SOURCE DATA:

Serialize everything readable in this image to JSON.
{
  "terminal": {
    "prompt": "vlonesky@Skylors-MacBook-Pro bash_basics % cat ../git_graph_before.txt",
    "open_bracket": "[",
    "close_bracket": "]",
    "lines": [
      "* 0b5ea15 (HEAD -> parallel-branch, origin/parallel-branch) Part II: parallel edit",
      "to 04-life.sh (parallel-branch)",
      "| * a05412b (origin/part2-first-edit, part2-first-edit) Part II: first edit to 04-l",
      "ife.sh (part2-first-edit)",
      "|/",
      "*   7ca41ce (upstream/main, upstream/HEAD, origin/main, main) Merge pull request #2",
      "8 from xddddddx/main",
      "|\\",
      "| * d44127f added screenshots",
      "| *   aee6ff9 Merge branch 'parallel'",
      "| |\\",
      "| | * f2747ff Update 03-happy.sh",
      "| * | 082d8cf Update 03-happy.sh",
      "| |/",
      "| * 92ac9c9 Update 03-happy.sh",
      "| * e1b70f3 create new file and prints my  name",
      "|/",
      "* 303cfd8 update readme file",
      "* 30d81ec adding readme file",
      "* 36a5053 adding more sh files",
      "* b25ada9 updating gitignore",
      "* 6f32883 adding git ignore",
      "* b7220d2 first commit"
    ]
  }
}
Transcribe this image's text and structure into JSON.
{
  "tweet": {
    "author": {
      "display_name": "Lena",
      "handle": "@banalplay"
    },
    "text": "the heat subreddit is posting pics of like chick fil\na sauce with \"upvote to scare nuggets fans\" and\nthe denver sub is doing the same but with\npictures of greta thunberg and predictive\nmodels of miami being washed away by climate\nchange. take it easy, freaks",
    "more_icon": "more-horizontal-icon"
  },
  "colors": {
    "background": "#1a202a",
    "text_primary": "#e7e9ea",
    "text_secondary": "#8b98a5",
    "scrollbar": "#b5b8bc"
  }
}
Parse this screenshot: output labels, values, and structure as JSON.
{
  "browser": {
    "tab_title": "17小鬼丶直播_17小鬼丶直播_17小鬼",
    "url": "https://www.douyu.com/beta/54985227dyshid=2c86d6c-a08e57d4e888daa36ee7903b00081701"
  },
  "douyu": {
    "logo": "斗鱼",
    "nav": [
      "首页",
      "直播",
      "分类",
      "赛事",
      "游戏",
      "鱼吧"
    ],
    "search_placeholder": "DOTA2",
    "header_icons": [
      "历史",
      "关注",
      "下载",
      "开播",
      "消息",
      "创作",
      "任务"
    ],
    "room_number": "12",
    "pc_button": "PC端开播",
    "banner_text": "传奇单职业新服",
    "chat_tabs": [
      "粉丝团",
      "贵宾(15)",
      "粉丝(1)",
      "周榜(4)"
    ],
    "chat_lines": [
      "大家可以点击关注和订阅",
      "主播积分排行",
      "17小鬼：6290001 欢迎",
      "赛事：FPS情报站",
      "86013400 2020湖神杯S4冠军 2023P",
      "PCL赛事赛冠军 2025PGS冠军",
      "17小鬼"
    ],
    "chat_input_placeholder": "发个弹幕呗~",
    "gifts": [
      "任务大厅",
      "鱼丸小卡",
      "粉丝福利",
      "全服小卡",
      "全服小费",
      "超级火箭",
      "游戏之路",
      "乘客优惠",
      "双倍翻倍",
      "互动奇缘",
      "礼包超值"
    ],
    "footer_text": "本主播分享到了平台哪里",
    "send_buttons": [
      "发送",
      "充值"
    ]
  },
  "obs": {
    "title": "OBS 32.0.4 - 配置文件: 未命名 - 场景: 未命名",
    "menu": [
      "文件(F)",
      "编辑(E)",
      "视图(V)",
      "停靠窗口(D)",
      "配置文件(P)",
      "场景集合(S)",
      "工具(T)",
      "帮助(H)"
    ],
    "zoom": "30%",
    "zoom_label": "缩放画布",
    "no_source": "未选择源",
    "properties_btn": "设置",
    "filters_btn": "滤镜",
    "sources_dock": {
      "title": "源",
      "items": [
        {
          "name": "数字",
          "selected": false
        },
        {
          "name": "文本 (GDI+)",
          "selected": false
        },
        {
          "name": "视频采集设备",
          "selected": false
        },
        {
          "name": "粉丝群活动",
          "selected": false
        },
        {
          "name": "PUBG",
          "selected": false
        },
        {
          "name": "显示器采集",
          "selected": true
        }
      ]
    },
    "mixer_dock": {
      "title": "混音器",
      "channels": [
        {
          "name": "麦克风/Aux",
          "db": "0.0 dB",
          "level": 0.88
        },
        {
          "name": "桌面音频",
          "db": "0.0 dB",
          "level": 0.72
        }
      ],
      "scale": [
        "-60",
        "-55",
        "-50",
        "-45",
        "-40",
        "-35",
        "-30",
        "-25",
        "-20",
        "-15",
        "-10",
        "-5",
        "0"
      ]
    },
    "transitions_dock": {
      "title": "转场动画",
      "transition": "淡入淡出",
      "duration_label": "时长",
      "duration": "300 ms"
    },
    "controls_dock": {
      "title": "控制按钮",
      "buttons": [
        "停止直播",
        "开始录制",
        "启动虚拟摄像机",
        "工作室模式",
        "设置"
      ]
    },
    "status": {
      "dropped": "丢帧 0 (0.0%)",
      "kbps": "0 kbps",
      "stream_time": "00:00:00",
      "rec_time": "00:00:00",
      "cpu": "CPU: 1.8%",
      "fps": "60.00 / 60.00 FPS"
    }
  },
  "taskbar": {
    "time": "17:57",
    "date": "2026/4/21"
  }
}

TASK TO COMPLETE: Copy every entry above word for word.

RESULT BELOW:
Serialize everything readable in this image to JSON.
{
  "terminal": {
    "prompt": "vlonesky@Skylors-MacBook-Pro bash_basics % cat ../git_graph_before.txt",
    "open_bracket": "[",
    "close_bracket": "]",
    "lines": [
      "* 0b5ea15 (HEAD -> parallel-branch, origin/parallel-branch) Part II: parallel edit",
      "to 04-life.sh (parallel-branch)",
      "| * a05412b (origin/part2-first-edit, part2-first-edit) Part II: first edit to 04-l",
      "ife.sh (part2-first-edit)",
      "|/",
      "*   7ca41ce (upstream/main, upstream/HEAD, origin/main, main) Merge pull request #2",
      "8 from xddddddx/main",
      "|\\",
      "| * d44127f added screenshots",
      "| *   aee6ff9 Merge branch 'parallel'",
      "| |\\",
      "| | * f2747ff Update 03-happy.sh",
      "| * | 082d8cf Update 03-happy.sh",
      "| |/",
      "| * 92ac9c9 Update 03-happy.sh",
      "| * e1b70f3 create new file and prints my  name",
      "|/",
      "* 303cfd8 update readme file",
      "* 30d81ec adding readme file",
      "* 36a5053 adding more sh files",
      "* b25ada9 updating gitignore",
      "* 6f32883 adding git ignore",
      "* b7220d2 first commit"
    ]
  }
}
Transcribe this image's text and structure into JSON.
{
  "tweet": {
    "author": {
      "display_name": "Lena",
      "handle": "@banalplay"
    },
    "text": "the heat subreddit is posting pics of like chick fil\na sauce with \"upvote to scare nuggets fans\" and\nthe denver sub is doing the same but with\npictures of greta thunberg and predictive\nmodels of miami being washed away by climate\nchange. take it easy, freaks",
    "more_icon": "more-horizontal-icon"
  },
  "colors": {
    "background": "#1a202a",
    "text_primary": "#e7e9ea",
    "text_secondary": "#8b98a5",
    "scrollbar": "#b5b8bc"
  }
}
Parse this screenshot: output labels, values, and structure as JSON.
{
  "browser": {
    "tab_title": "17小鬼丶直播_17小鬼丶直播_17小鬼",
    "url": "https://www.douyu.com/beta/54985227dyshid=2c86d6c-a08e57d4e888daa36ee7903b00081701"
  },
  "douyu": {
    "logo": "斗鱼",
    "nav": [
      "首页",
      "直播",
      "分类",
      "赛事",
      "游戏",
      "鱼吧"
    ],
    "search_placeholder": "DOTA2",
    "header_icons": [
      "历史",
      "关注",
      "下载",
      "开播",
      "消息",
      "创作",
      "任务"
    ],
    "room_number": "12",
    "pc_button": "PC端开播",
    "banner_text": "传奇单职业新服",
    "chat_tabs": [
      "粉丝团",
      "贵宾(15)",
      "粉丝(1)",
      "周榜(4)"
    ],
    "chat_lines": [
      "大家可以点击关注和订阅",
      "主播积分排行",
      "17小鬼：6290001 欢迎",
      "赛事：FPS情报站",
      "86013400 2020湖神杯S4冠军 2023P",
      "PCL赛事赛冠军 2025PGS冠军",
      "17小鬼"
    ],
    "chat_input_placeholder": "发个弹幕呗~",
    "gifts": [
      "任务大厅",
      "鱼丸小卡",
      "粉丝福利",
      "全服小卡",
      "全服小费",
      "超级火箭",
      "游戏之路",
      "乘客优惠",
      "双倍翻倍",
      "互动奇缘",
      "礼包超值"
    ],
    "footer_text": "本主播分享到了平台哪里",
    "send_buttons": [
      "发送",
      "充值"
    ]
  },
  "obs": {
    "title": "OBS 32.0.4 - 配置文件: 未命名 - 场景: 未命名",
    "menu": [
      "文件(F)",
      "编辑(E)",
      "视图(V)",
      "停靠窗口(D)",
      "配置文件(P)",
      "场景集合(S)",
      "工具(T)",
      "帮助(H)"
    ],
    "zoom": "30%",
    "zoom_label": "缩放画布",
    "no_source": "未选择源",
    "properties_btn": "设置",
    "filters_btn": "滤镜",
    "sources_dock": {
      "title": "源",
      "items": [
        {
          "name": "数字",
          "selected": false
        },
        {
          "name": "文本 (GDI+)",
          "selected": false
        },
        {
          "name": "视频采集设备",
          "selected": false
        },
        {
          "name": "粉丝群活动",
          "selected": false
        },
        {
          "name": "PUBG",
          "selected": false
        },
        {
          "name": "显示器采集",
          "selected": true
        }
      ]
    },
    "mixer_dock": {
      "title": "混音器",
      "channels": [
        {
          "name": "麦克风/Aux",
          "db": "0.0 dB",
          "level": 0.88
        },
        {
          "name": "桌面音频",
          "db": "0.0 dB",
          "level": 0.72
        }
      ],
      "scale": [
        "-60",
        "-55",
        "-50",
        "-45",
        "-40",
        "-35",
        "-30",
        "-25",
        "-20",
        "-15",
        "-10",
        "-5",
        "0"
      ]
    },
    "transitions_dock": {
      "title": "转场动画",
      "transition": "淡入淡出",
      "duration_label": "时长",
      "duration": "300 ms"
    },
    "controls_dock": {
      "title": "控制按钮",
      "buttons": [
        "停止直播",
        "开始录制",
        "启动虚拟摄像机",
        "工作室模式",
        "设置"
      ]
    },
    "status": {
      "dropped": "丢帧 0 (0.0%)",
      "kbps": "0 kbps",
      "stream_time": "00:00:00",
      "rec_time": "00:00:00",
      "cpu": "CPU: 1.8%",
      "fps": "60.00 / 60.00 FPS"
    }
  },
  "taskbar": {
    "time": "17:57",
    "date": "2026/4/21"
  }
}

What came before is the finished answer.